I store mine in 5 gallon buckets with damp wood shavings and the lid snapped on the bucket. I do a layer of shavings, a layer of carrots (on their side, tops trimmed fairly short, not touching one another), a layer of shavings, carrots, shavings, etc. It sits in my root cellar which is just above freezing (if it ever gets cold this year). I don't use sawdust, I think the particles would be too small. My wood shavings come from a woodworking planer so they are pretty small, definitely not as big as wood chips from a brush clearing operation. As for dampness, I try to get them less damp than if you got them totally wet and squeezed all the water you could from them. So they are probably just wet enough that you wouldn't expect them to soak up a water spill. Hopefully that makes sense. Damp but not fully saturated.
Two winters ago we used damp sand which worked but made the buckets really heavy and then we were washing sand down the kitchen sink drain all the time.
This method works for carrots, beets and parsnips and I'd assume other root crops.
I think I would avoid anything that is "partially decomposed" just in case the microbial life on it can overpower the carrots. If you look around for a woodworker with power tools you should be able to get "planer shavings" pretty easily.
They do get sweeter after a solid frost. I think I would leave them but I don't know. A carrot's goal in life is to make it through the winter to produce seed the second year. So if they're rotting, it's probably due to the soil being too wet for too long or maybe a pest that damaged the carrot root. I'm not sure.
Compost is filled with rot inducing microbes. I wouldn't use it to try to store vegetables....
In my culture, we traditionally use sand for storing root vegetables. I often bury carrots about 18" deep in the garden in clay. Some of them survive, some rot.
Carrots will store well in the ground until it gets cold enough to freeze them. Some years, they might survive all winter in the ground, other years they freeze by November. I suppose depending on how much snow is covering them when it gets super cold. Some years we throw straw, leaves, or dirt over the row to try to hold them till spring.

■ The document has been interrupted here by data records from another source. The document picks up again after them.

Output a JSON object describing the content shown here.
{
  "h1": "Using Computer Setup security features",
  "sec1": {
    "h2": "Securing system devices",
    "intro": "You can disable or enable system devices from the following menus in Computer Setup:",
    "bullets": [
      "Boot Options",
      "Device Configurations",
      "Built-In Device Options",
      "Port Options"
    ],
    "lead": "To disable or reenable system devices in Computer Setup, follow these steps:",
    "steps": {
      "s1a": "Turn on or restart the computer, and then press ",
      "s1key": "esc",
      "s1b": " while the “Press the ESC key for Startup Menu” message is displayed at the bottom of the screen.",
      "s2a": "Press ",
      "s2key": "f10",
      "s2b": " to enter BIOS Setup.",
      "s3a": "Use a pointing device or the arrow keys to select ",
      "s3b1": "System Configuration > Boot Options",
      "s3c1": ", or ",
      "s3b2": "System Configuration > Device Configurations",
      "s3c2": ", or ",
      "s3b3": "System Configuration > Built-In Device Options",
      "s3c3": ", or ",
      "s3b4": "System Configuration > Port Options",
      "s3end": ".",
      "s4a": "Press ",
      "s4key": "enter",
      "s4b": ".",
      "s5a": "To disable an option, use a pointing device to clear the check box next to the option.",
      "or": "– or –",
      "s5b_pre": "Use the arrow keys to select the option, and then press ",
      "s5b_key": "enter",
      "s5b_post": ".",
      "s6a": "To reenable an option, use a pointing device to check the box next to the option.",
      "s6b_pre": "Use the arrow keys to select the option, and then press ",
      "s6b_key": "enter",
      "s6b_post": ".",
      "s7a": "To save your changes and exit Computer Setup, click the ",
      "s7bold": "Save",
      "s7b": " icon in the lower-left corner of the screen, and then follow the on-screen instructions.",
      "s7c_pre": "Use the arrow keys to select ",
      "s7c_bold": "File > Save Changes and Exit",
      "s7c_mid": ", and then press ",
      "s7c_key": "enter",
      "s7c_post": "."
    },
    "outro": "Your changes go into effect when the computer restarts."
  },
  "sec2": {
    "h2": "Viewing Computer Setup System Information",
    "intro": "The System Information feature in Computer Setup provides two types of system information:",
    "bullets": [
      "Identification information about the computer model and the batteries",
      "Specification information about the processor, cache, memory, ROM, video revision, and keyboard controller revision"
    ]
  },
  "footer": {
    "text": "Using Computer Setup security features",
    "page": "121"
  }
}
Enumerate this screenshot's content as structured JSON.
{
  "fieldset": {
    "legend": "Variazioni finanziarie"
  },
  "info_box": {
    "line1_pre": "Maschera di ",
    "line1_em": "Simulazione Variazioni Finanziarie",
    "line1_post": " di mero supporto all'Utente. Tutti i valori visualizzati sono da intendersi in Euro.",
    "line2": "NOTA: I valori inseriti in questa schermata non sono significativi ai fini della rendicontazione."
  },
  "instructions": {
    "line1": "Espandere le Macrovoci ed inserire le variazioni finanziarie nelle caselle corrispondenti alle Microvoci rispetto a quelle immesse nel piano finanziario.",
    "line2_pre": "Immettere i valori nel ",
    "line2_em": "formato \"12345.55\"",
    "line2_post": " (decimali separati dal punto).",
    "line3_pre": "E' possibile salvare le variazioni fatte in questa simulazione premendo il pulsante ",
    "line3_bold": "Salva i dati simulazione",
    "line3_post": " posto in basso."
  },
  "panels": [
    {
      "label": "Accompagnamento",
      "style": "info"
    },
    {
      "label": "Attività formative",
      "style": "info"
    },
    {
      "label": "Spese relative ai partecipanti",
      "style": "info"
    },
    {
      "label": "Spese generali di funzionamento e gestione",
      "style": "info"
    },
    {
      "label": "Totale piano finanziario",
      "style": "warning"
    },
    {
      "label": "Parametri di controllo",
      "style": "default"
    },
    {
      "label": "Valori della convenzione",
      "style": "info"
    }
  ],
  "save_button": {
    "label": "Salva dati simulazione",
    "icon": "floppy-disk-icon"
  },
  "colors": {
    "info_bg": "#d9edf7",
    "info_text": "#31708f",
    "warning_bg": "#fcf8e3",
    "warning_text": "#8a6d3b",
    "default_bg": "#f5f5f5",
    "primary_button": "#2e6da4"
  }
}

In my family they are stored in peat moss in a cold room. We use those big square rubbermaid containers, with a lid. A layer of peat moss, a layer of carrots with the tops cut off. Layer of peat moss, etc.
The carrots are stored in the cold room along with cardboard boxes of potatoes. The cold room is kept around 5-10 C by insulating a room in the basement from the rest of the house and ventilating it outside.